_What you will do_.
Work through the records below and tally every line containing "this". Reply with the total alone.

_The data_.

□ □ □ □ □

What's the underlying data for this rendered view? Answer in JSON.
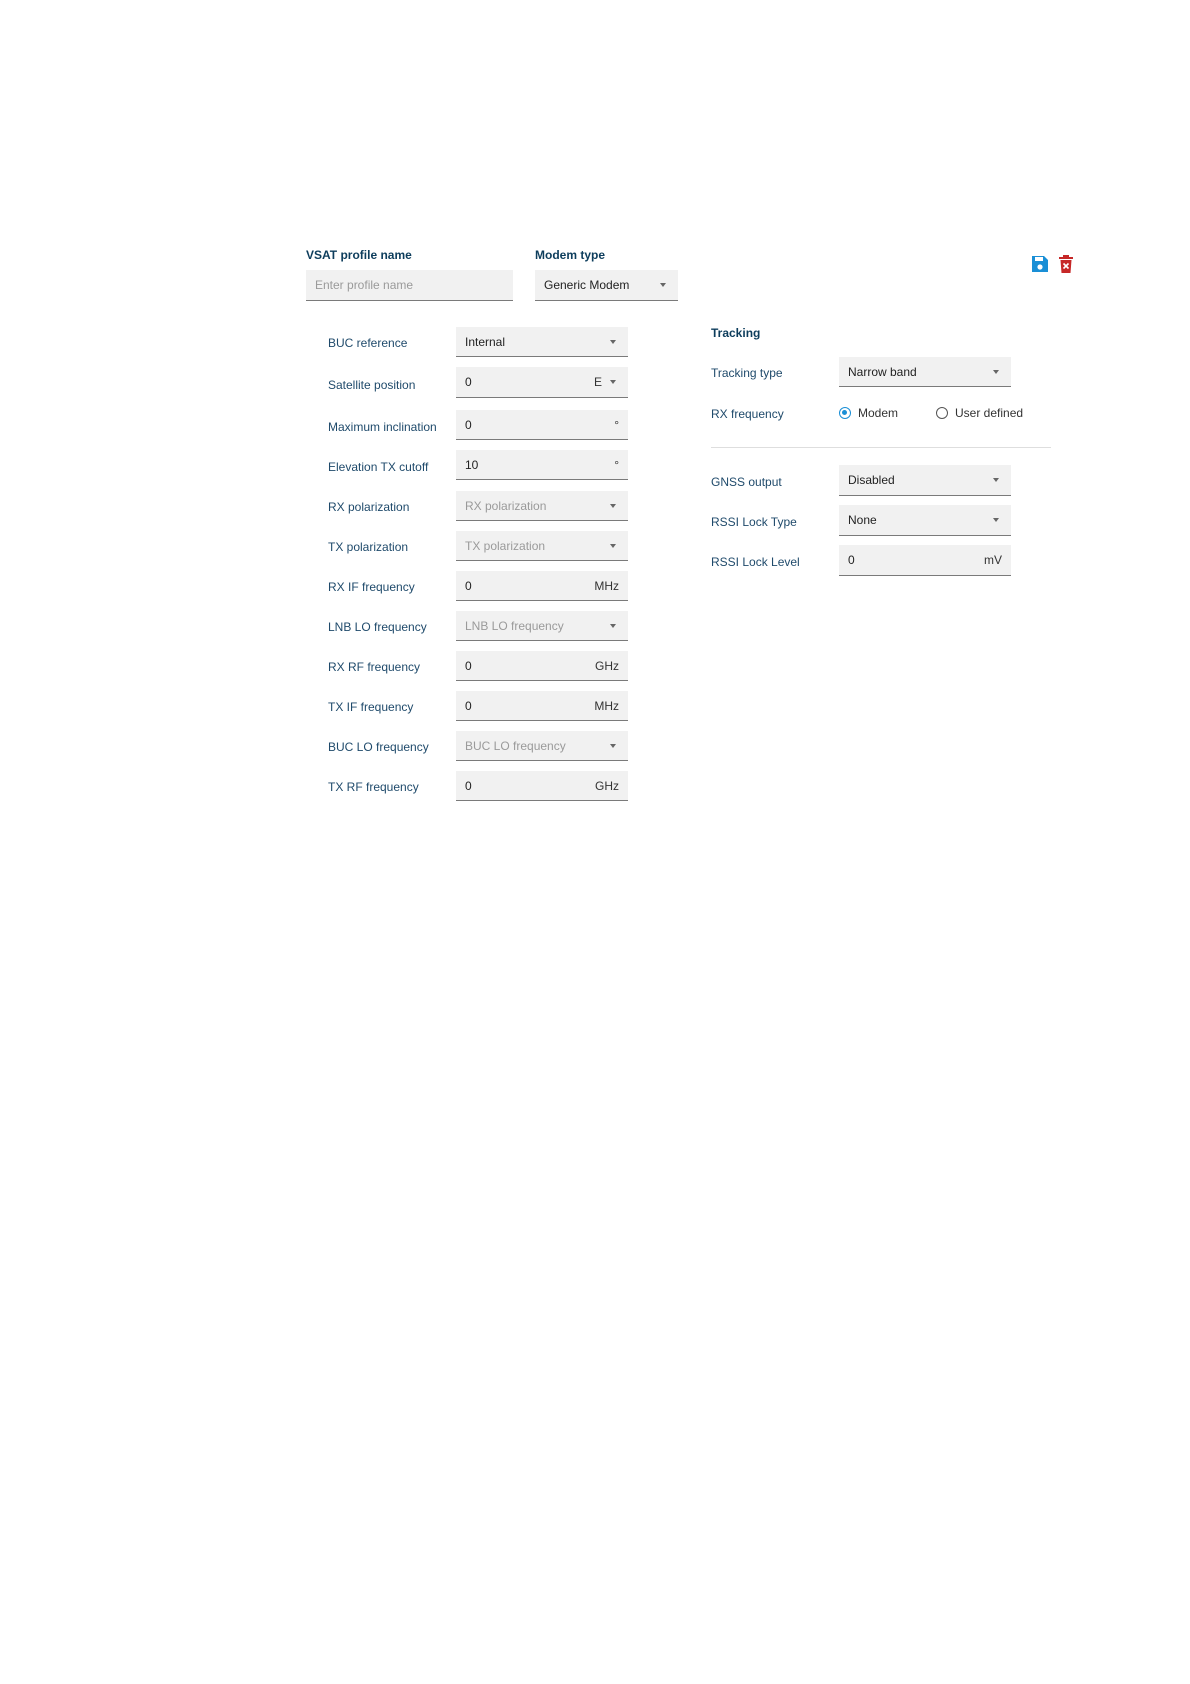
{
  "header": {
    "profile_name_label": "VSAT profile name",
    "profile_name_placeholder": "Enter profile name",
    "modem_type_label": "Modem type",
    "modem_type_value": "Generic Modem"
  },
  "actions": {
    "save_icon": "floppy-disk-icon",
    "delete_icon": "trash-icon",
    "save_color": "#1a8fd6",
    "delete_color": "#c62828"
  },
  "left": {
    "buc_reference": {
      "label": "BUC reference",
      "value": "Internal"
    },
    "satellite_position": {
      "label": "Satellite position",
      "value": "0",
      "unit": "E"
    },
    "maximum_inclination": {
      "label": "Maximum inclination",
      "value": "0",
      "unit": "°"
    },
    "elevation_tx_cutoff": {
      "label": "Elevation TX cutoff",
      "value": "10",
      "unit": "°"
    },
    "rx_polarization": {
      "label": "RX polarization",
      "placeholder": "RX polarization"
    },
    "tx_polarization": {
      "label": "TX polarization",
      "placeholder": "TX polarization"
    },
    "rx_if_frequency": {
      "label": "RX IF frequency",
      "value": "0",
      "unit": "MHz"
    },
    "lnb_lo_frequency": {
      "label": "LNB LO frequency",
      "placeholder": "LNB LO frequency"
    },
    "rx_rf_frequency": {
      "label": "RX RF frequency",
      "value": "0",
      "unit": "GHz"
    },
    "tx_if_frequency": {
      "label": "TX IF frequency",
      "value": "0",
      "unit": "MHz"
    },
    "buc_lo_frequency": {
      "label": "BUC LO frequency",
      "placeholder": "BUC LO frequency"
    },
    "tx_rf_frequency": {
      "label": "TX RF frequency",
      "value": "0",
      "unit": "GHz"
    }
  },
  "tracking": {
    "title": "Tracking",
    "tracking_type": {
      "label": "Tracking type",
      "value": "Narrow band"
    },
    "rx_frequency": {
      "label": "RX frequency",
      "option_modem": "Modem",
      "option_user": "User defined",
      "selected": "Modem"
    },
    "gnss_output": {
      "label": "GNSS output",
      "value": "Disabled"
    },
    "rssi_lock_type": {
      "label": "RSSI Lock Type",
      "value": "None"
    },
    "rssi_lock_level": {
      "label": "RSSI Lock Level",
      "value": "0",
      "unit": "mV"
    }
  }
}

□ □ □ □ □

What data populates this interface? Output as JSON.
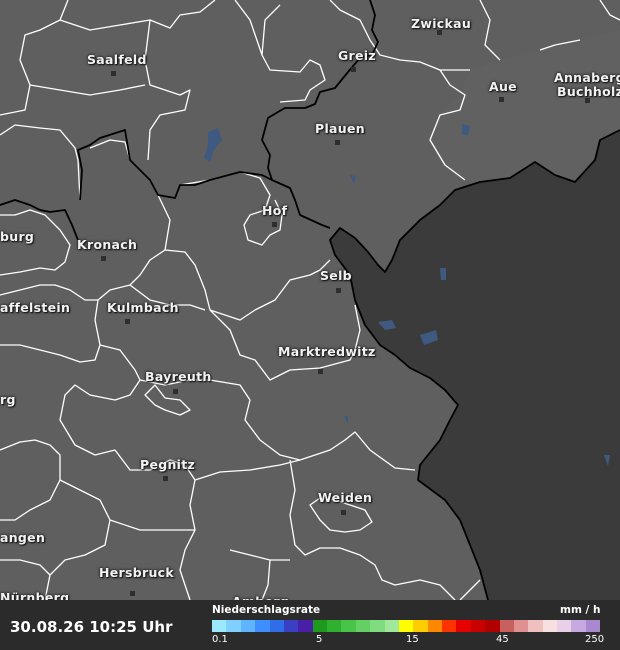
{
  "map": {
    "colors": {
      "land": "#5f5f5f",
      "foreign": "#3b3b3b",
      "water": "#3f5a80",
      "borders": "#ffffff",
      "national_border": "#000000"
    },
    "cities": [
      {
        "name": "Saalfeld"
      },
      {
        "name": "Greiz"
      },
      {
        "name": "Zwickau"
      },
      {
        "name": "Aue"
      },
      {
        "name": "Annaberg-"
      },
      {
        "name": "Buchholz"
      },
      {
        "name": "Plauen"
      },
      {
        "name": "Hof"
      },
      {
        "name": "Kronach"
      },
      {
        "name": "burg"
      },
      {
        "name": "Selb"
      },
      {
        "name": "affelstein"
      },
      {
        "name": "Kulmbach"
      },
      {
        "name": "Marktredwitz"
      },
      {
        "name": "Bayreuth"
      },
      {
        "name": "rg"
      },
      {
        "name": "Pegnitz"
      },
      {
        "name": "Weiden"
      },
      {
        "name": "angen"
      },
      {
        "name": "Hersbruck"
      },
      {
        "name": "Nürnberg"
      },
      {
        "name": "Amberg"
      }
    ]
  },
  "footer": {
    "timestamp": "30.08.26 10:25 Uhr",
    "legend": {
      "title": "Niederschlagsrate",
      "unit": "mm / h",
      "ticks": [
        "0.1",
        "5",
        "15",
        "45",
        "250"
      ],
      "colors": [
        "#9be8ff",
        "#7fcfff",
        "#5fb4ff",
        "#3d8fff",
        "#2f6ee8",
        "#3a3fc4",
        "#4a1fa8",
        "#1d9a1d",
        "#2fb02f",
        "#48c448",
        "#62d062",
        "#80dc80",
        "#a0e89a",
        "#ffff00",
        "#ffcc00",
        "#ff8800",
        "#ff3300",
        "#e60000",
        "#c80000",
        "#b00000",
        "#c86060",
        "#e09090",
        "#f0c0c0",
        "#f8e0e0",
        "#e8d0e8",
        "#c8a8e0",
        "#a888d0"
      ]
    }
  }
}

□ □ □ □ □

_Response to the exercise_.
2